In November 2017, a 16-day-old baby was hospitalized in Hanoi with her eyes in critical conditions, after her mother used breast milk to treat her eyesore, according to Nhan Dan (People) newspaper.
The mother, a 19-year-old woman, admitted that she was following a tip shared on Facebook, without knowing that it would only worsen her child’s condition.
|A bottle of breast milk is seen in this photo illustration. Photo: Reuters|
No vaccination, no problem
Another health trend attracting Vietnam’s Facebook users is the so-called ‘anti-vaccine movement,’ whereby local parents refuse to have their children vaccinated for fear of fatal side effects.
Several Facebook pages have been created to spread the message that children should not be vaccinated and instead their immune system should develop independently, going against warnings by doctors that not having children vaccinated could pose dangers not only to the kids, but to the whole community.
One such group, named “Vaccine – Yes or No?”, saw its membership grow to 20,000 between June and July 2017.
The majority of the group’s members have confirmed that they have never had their children vaccinated, while others have said they chose not to have their kids receive all of the health ministry’s required injections.
Other members have expressed unsubstantiated claims that vaccinations could lead to autism.
The anti-vaccine movement has resulted in immediate consequences: the number of encephalitis and whooping cough cases, diseases that are mostly preventable by vaccination, are on the rise in Vietnam.
During the Jan-May period of last year, 119 cases of whooping cough were recorded, with two children eventually killed by the disease. A huge number of those patients were found to have either received no or insufficient vaccinations.
Similarly, while children are expected to get encephalitis vaccinations, 21 cases of infection were recorded in June 2017, with many patients in a critical condition after not being vaccinated.
|A child receives an injection in this photo illustration. Photo: Reuters|
According to health professionals, followers of the ‘following the nature’ trend misunderstand the true meaning of ‘nature.'
“Natural healthcare means if a patient suffers from iron deficiency anemia, doctors should advise them to eat iron-rich fruits and vegetables instead of taking iron pills, which smell bad,” N.T.S., a doctor who claims to “follow the nature the right way," wrote on his Facebook.

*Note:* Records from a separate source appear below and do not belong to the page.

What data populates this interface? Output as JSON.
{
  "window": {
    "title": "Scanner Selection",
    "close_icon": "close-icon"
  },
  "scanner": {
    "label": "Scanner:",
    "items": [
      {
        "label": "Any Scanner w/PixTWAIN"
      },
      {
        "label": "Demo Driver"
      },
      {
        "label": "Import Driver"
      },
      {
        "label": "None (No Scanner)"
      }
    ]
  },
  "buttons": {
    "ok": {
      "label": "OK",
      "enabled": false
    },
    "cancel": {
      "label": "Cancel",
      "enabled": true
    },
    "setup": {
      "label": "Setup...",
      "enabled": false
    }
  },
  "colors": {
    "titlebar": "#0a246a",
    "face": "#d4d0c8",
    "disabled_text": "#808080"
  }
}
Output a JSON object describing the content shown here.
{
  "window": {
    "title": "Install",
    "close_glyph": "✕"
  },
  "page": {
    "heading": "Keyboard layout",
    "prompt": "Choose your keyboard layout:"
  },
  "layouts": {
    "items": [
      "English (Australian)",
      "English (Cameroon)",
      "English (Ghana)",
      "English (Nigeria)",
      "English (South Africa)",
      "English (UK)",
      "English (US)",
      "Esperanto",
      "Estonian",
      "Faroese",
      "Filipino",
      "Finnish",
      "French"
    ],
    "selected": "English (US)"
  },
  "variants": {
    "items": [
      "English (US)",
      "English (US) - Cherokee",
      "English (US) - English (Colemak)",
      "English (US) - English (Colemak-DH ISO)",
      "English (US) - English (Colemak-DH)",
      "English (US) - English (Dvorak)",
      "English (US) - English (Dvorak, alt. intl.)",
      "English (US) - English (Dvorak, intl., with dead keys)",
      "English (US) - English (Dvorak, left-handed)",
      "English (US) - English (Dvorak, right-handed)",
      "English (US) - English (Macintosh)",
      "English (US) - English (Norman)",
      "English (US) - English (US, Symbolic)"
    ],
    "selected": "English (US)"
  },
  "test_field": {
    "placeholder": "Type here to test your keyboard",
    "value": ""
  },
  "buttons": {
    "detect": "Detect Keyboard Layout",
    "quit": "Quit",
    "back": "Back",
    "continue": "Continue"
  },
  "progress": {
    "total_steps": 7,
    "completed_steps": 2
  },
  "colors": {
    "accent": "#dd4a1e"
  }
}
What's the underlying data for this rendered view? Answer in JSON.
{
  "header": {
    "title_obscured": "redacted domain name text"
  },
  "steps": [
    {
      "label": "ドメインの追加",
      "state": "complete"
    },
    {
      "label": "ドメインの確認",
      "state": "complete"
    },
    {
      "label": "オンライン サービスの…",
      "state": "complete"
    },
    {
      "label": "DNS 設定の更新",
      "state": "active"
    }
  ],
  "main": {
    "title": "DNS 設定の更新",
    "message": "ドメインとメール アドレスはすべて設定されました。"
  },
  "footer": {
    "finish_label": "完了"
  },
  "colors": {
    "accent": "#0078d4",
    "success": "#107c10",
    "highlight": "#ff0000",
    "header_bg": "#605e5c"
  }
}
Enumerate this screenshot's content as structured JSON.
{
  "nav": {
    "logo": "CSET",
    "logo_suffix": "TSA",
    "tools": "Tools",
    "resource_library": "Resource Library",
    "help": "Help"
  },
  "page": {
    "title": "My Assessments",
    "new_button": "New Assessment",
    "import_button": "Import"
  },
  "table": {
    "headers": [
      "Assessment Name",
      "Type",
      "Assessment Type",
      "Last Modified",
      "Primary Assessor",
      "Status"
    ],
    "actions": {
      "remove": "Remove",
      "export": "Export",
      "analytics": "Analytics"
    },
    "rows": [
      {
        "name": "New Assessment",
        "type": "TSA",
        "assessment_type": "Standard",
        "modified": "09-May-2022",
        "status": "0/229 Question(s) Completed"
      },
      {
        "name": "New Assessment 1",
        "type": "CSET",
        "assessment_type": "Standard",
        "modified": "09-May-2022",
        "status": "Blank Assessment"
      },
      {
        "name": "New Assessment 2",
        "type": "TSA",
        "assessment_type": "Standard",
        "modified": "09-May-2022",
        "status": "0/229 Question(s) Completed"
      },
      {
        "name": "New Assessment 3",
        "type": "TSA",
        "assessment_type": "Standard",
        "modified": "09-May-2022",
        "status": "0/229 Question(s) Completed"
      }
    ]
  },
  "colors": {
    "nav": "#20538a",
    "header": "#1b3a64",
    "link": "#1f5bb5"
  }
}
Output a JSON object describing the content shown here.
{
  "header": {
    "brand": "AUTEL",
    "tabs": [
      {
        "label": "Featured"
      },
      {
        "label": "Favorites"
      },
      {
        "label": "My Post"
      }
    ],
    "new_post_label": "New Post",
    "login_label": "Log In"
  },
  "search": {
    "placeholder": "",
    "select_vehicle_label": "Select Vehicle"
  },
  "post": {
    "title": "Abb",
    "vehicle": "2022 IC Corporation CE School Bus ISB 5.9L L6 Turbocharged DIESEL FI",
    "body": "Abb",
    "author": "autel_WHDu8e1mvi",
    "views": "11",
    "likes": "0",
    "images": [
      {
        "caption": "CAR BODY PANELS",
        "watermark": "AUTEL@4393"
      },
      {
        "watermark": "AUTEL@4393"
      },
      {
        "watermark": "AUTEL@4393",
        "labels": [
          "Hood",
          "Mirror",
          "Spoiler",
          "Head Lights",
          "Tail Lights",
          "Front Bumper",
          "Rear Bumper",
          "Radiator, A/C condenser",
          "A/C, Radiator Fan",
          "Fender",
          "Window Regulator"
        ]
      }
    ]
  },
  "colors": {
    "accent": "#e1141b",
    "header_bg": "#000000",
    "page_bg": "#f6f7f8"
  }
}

Nguyen Ba My Nhi, deputy director of Tu Du Hospital, one of Vietnam’s leading maternity hospitals, also said ‘natural childbirth’ actually means vaginal delivery, rather than giving birth at home.
“Home birth is dangerous as the labor poses multiple risks to both mother and child, which will lead to fatality without timely help from medical workers,” she said.
Pham Quang Thai, head of the northern branch of the vaccination office under the National Institute of Hygiene and Epidemiology, said the online anti-vaccine movement is mainly to blame for the outbreak of preventable diseases among children.
“When more people refuse to have their children vaccinated, the community’s immunity is reduced, making it easier for outbreaks to occur,” he told Tuoi Tre (Youth) newspaper.
|Doctors are pictured with a newborn baby in Ho Chi Minh City. Photo: Tuoi Tre|
Thai said supporters of the anti-vaccine movement have “relied too much on unverified or inaccurate information” and even information that has been proven false, such as “vaccination leads to autism.”
Vu Ba Quyet, director of the National Hospital of Obstetrics and Gynecology, echoed Mai’s view, adding that “something must be done” to stop “impressionable women from believing in health trends that drag back civilization.”